The goal is to find the smallest member of a prime number family consisting of exactly eight primes that share one additional property.

With two examples given, the problem description is pretty clear. 56003, 56113, 56333…56**3. Replace the wildcards with the same digit and the resulting number is still prime.

Everything else is just vague as f***. How many wildcards? What’s their position? Will the “smallest” prime be a rather large number or not?

At least the wildcard values are more or less clear. As the prime number family will have eight members, eight different wildcard substitutes out of [0, 1, 2, …, 9] will be required.

Asking “Dr. Google”

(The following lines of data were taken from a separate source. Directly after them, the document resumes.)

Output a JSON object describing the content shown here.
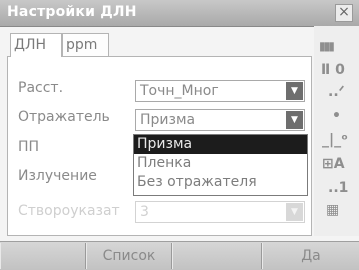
{
  "window": {
    "title": "Настройки ДЛН",
    "close_icon": "close-icon"
  },
  "tabs": [
    {
      "label": "ДЛН",
      "active": true
    },
    {
      "label": "ppm",
      "active": false
    }
  ],
  "form": {
    "rows": [
      {
        "label": "Расст.",
        "value": "Точн_Мног",
        "enabled": true,
        "has_dropdown": true
      },
      {
        "label": "Отражатель",
        "value": "Призма",
        "enabled": true,
        "has_dropdown": true
      },
      {
        "label": "ПП",
        "value": "",
        "enabled": true,
        "has_dropdown": false
      },
      {
        "label": "Излучение",
        "value": "",
        "enabled": true,
        "has_dropdown": false
      },
      {
        "label": "Створоуказат",
        "value": "3",
        "enabled": false,
        "has_dropdown": true
      }
    ]
  },
  "dropdown": {
    "items": [
      "Призма",
      "Пленка",
      "Без отражателя"
    ],
    "selected_index": 0
  },
  "sidebar": {
    "icons": [
      {
        "name": "battery-icon",
        "glyph": "▮▮▮"
      },
      {
        "name": "target-zero-icon",
        "glyph": "Ⅱ 0"
      },
      {
        "name": "tilt-icon",
        "glyph": "..ᐟ"
      },
      {
        "name": "dot-icon",
        "glyph": "•"
      },
      {
        "name": "prism-target-icon",
        "glyph": "_|_ᵒ"
      },
      {
        "name": "input-mode-icon",
        "glyph": "⊞A"
      },
      {
        "name": "page-indicator-icon",
        "glyph": "..1"
      },
      {
        "name": "keyboard-icon",
        "glyph": "▦"
      }
    ]
  },
  "softkeys": [
    {
      "label": ""
    },
    {
      "label": "Список"
    },
    {
      "label": ""
    },
    {
      "label": "Да"
    }
  ]
}
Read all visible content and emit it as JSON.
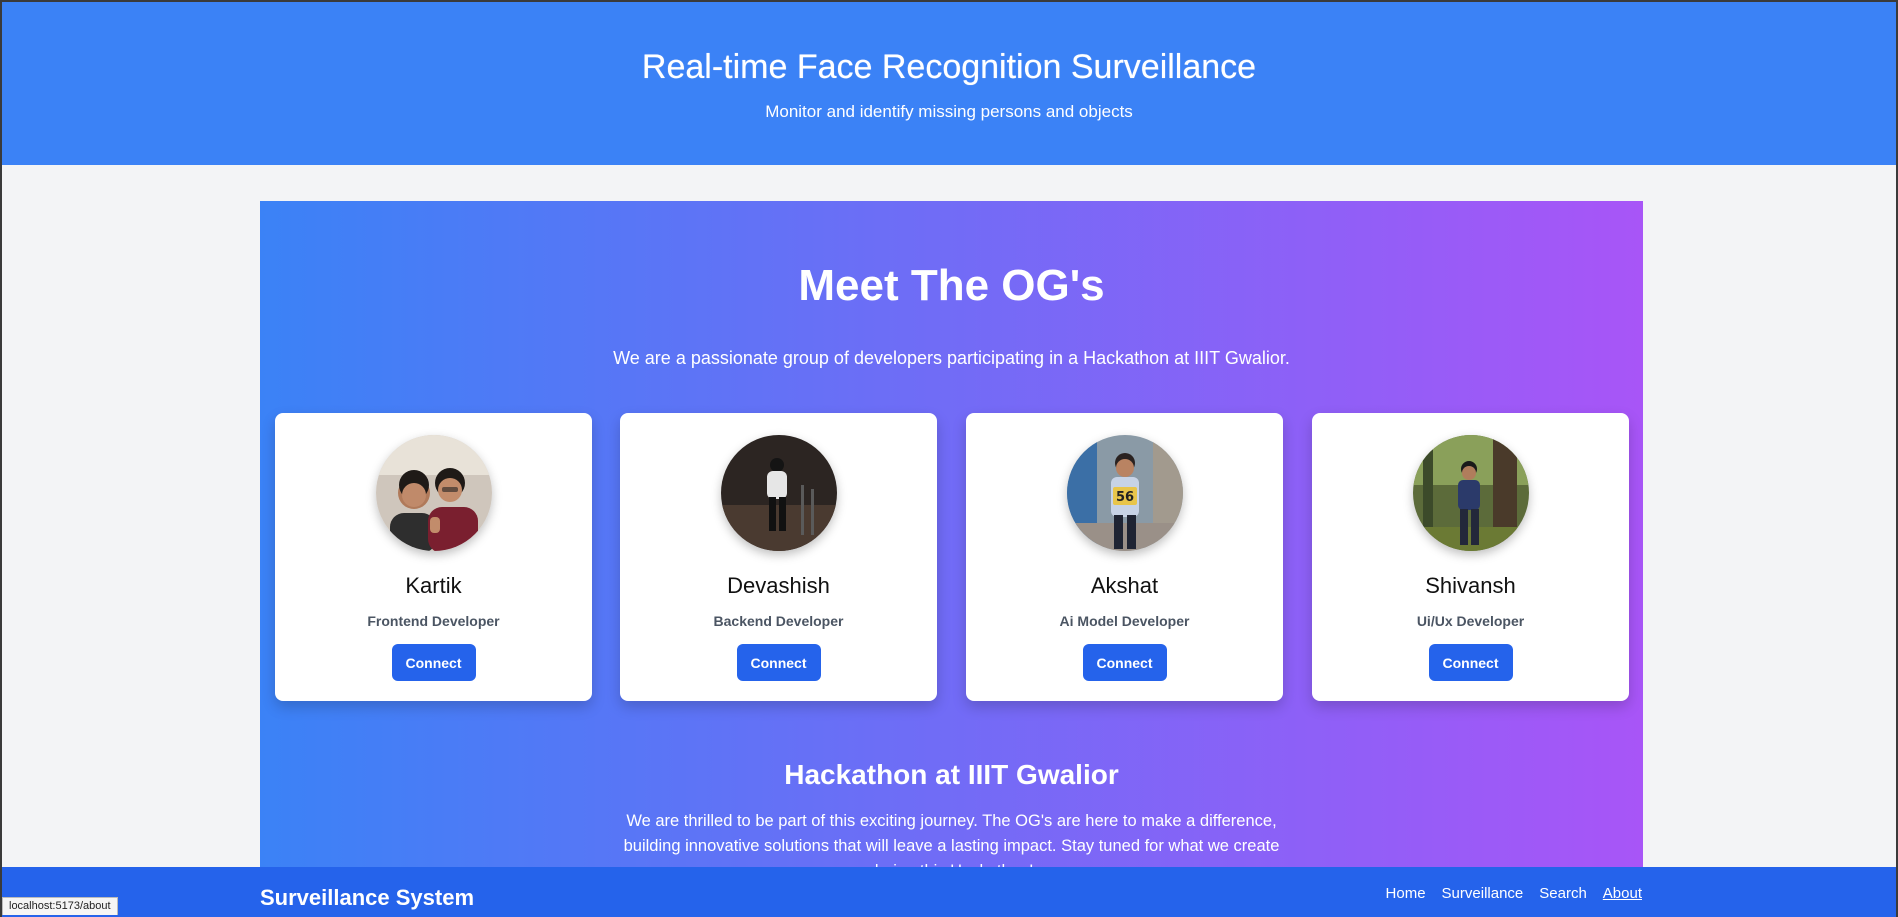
{
  "header": {
    "title": "Real-time Face Recognition Surveillance",
    "subtitle": "Monitor and identify missing persons and objects"
  },
  "team": {
    "heading": "Meet The OG's",
    "intro": "We are a passionate group of developers participating in a Hackathon at IIIT Gwalior.",
    "members": [
      {
        "name": "Kartik",
        "role": "Frontend Developer",
        "button": "Connect"
      },
      {
        "name": "Devashish",
        "role": "Backend Developer",
        "button": "Connect"
      },
      {
        "name": "Akshat",
        "role": "Ai Model Developer",
        "button": "Connect"
      },
      {
        "name": "Shivansh",
        "role": "Ui/Ux Developer",
        "button": "Connect"
      }
    ]
  },
  "hackathon": {
    "heading": "Hackathon at IIIT Gwalior",
    "text": "We are thrilled to be part of this exciting journey. The OG's are here to make a difference, building innovative solutions that will leave a lasting impact. Stay tuned for what we create during this Hackathon!"
  },
  "footer": {
    "brand": "Surveillance System",
    "nav": [
      "Home",
      "Surveillance",
      "Search",
      "About"
    ],
    "active": "About"
  },
  "status_url": "localhost:5173/about"
}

Lazy as I am, I started googling for the term “prime number family”. For sure, there must be something on mathworld.wolfram.com. Mathematically illiterate as I am, I couldn’t find anything. Therefore, I had to go back to the drawing board.

DIY

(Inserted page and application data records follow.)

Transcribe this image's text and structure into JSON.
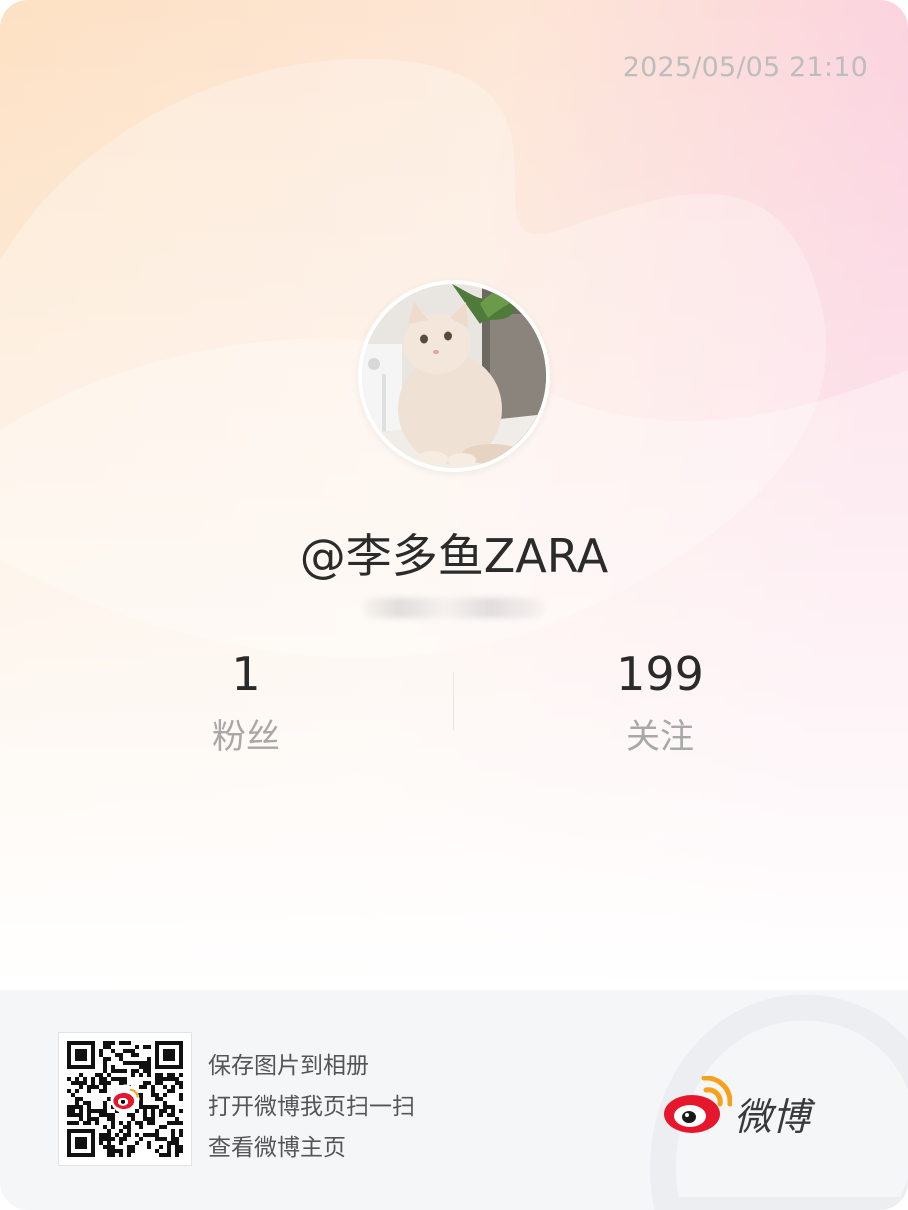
{
  "header": {
    "timestamp": "2025/05/05 21:10"
  },
  "profile": {
    "avatar": "cream-kitten-photo",
    "username": "@李多鱼ZARA"
  },
  "stats": {
    "fans": {
      "value": "1",
      "label": "粉丝"
    },
    "following": {
      "value": "199",
      "label": "关注"
    }
  },
  "footer": {
    "qr": "qr-code-with-weibo-logo",
    "lines": [
      "保存图片到相册",
      "打开微博我页扫一扫",
      "查看微博主页"
    ],
    "brand": {
      "logo": "weibo-eye-logo",
      "name": "微博"
    }
  },
  "colors": {
    "background_warm": "#fde3c8",
    "background_pink": "#fbd0df",
    "weibo_red": "#e6162d",
    "weibo_orange": "#f7a11a",
    "footer_bg": "#f5f6f8"
  }
}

Whenever I don’t know what to do, I tend to start with something very simple. In this case, a for-loop to generate numbers and a function to check for primes. With an upper limit of 1.000.000. Working on Project Euler problems often involves comically large numbers. Turns out this one time I got lucky with my uneducated guess.

I also just assumed (hoped) that the correct answer will contain only two or three wildcards. Nevertheless, I added a function to count the occurrences of a given digit within one of my prime numbers. Without paying any attention to its position.

Next, I added a replacement method. Beware of leading zeros!

And finally, a counter for the resulting primes after replacing the wildcards by iterating the list [0, 1, 2, …, 9].

After fiddling around with the parameters of my patchwork code and removing a couple of bugs, I found a promising small number matching the requirements, pasted it in the answer field, and hit jackpot faster than expected.

My solution might not be the most elegant, but it works and still executes reasonably fast (~1 second) after removing all guesswork from the code.

Before calling it a day, here are some hints in case you are stuck working on Problem 51:

You are looking for a small number (way below 1.000.000).